—First Light, Rebecca’s first book, was a completely different editorial experience than When You Reach Me. First Light required a significant amount of editing, whereas When You Reach Me never needed any line editing.
–The author said she doesn’t have a particular writing routine; she wishes she had better time management with her writing. She tends to “wait too long” to write, and is working on that (that gave ME hope…I’m the same way).
–Her original title was “You Are Here”. However, after the cover was designed, an associate editor realized the title was already used…so the title became When You Reach Me. If you look at the cover, you’ll see how the design was created specifically around the original title.
–Rebecca doesn’t participate in any book groups herself because, in her opinion, her experience with a book is deeply personal, and she’s not particularly interested in knowing others’ experiences.
–When she was struggling with how to tie up loose ends in When You Reach Me, she had brunch with her father, who listened to her describe the story. He asked her valuable questions, not as an editor or even a reader, but just as a father, problem-solving with his daughter. He helped her see a perspective she hadn’t considered, and that moment helped clarify all her unanswered questions.
–Her response to my daughter’s question, “How did it feel when you heard you won the Newberry?” was, “I was speechless. It’s still sinking in. There really aren’t any words to describe how stunned I was.”
–Wendy Lamb commented on how a smart 10-year-old is the truest test of a middle-grade chapter book’s success (and that in the editorial process, there are often too many adults in the way!). She emphasized how children’s minds are much more pliant toward new ideas (such as time travel), less cynical and far more hopeful than adults that a story’s loose ends will be wrapped up.
There were so many other great comments made. However, I spent as much time listening to the women talk as I did watching my daughter watching a real live Newberry winner speak humbly and eloquently about her passion.

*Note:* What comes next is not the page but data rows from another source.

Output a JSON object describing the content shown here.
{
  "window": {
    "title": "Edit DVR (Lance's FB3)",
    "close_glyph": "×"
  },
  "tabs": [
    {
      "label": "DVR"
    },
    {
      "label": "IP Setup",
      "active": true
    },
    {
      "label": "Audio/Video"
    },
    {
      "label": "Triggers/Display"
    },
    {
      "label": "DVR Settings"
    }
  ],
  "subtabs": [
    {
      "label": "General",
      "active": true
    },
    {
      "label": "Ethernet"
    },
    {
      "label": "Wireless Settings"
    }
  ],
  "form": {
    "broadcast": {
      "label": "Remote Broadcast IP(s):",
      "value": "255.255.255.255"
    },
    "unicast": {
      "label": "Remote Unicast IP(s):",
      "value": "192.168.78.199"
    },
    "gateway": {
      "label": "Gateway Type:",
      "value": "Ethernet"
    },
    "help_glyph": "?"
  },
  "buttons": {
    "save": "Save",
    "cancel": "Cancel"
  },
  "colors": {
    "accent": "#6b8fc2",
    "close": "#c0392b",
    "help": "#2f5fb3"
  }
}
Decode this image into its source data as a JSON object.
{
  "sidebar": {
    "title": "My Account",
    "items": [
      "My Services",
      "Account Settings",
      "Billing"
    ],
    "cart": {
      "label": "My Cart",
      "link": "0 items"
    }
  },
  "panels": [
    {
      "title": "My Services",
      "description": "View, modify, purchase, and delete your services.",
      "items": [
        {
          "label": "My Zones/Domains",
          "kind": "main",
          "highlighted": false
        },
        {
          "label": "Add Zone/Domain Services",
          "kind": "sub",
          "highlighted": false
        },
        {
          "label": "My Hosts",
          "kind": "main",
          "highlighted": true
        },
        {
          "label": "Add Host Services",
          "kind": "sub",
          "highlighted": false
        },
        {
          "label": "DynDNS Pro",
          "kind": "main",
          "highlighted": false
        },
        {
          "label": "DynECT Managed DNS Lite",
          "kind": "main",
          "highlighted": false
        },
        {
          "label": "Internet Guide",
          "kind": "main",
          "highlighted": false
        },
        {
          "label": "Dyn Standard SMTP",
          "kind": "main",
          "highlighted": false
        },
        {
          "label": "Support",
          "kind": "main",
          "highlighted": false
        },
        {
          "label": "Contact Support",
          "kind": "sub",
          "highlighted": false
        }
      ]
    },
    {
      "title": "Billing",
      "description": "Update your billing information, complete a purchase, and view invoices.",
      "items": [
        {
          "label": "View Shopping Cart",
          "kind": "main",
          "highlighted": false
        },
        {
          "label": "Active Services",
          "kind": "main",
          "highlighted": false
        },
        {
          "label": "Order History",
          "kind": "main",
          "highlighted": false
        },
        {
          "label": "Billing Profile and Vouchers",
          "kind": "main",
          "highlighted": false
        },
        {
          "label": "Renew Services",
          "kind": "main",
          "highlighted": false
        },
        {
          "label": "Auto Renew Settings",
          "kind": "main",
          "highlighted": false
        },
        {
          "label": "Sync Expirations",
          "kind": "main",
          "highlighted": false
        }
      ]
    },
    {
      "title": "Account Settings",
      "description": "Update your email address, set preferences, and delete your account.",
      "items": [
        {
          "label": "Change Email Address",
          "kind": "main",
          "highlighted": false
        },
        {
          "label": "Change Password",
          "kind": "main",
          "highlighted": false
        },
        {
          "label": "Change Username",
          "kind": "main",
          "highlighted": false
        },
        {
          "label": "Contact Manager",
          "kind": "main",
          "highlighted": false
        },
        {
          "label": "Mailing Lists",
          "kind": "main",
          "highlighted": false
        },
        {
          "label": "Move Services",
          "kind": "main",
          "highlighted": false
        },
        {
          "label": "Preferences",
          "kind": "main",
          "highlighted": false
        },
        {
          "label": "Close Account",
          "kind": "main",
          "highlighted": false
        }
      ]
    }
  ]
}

We signed up to become members of the Seminary Co-op and now own 3 shares, earning us a 10% discount for life on books from 57th Street Books, The Newberry Library Bookstore, and University Avenue Store. We can’t wait to go back to 57th Street Books, and to explore The Newberry Library Bookstore in particular!